December 07, 2019

THE Department of the Interior and Local Government (DILG) will no longer honor any temporary restraining orders (TROs) or injunction from regional trial courts (RTCs) against decisions handed down by the Ombudsman.

The Supreme Court has issued a circular reminding and advising all RTCs that they have no jurisdiction or authority to interfere with or restrict the rulings of the Ombudsman in disciplinary cases.

In welcoming SC Circular 221-2019, Secretary Eduardo Ano said that in numerous instances, the statutory duty of DILG to implement decisions of the Ombudsman have been stymied by the issuance of TROs or preliminary injunction from RTCs.

“It has become alarming because this is contrary to the doctrine of judicial stability and hierarchy of courts. Thus we constrained to seek the advice of the Supreme Court,” the DILG chief said.

The SC circular, according to Ano, is clear that RTCs cannot interfere with Ombudsman decisions on disciplinary cases.

“Given that the highest court of the land has spoken, this Department will not honor any TRO or injunction to be issued by any RTC against the decisions of the Ombudsman since the Supreme Court has ruled that it has no legal authority to do so,” he added

He advised those aggrieved by any decision of the Ombudsman to follow the proper and correct procedure. “As clearly laid down in OCA Circular No. 221-2019, the Court of Appeals via a Petition for Review is the proper recourse for those aggrieved by any decision by the Ombudsman. While this Department respects the right of all to due process, this must be exercised in the proper and legal manner,” he said.

OCA Circular No. 221-2019 issued by Court Administrator Midas P. Marquez states that “As a co-equal body, the RTC has no jurisdiction to interfere with or restrain the execution of the Ombudsman’s decision in disciplinary cases,” citing the decisions of the Supreme Court in DILG vs. Gatuz, GR No. 191176 (2015) and Erice v. Judge Sison, AM No. RTJ-15-2407 (2017).

“This is a big step towards holding our public officials, especially local government officials, accountable to the people.
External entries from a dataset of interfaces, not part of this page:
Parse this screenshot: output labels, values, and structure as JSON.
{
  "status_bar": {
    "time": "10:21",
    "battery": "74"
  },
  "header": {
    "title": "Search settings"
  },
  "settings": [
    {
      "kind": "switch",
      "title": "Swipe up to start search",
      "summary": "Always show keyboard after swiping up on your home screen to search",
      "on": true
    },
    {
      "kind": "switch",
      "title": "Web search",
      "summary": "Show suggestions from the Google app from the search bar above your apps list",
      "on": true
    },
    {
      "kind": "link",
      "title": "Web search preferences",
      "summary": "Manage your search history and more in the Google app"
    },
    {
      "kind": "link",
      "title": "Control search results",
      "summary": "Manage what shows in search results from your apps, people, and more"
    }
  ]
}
We thank the Supreme Court for acting swiftly on our letter dated 21 November 2019 and we advise the public to be guided accordingly,” he said.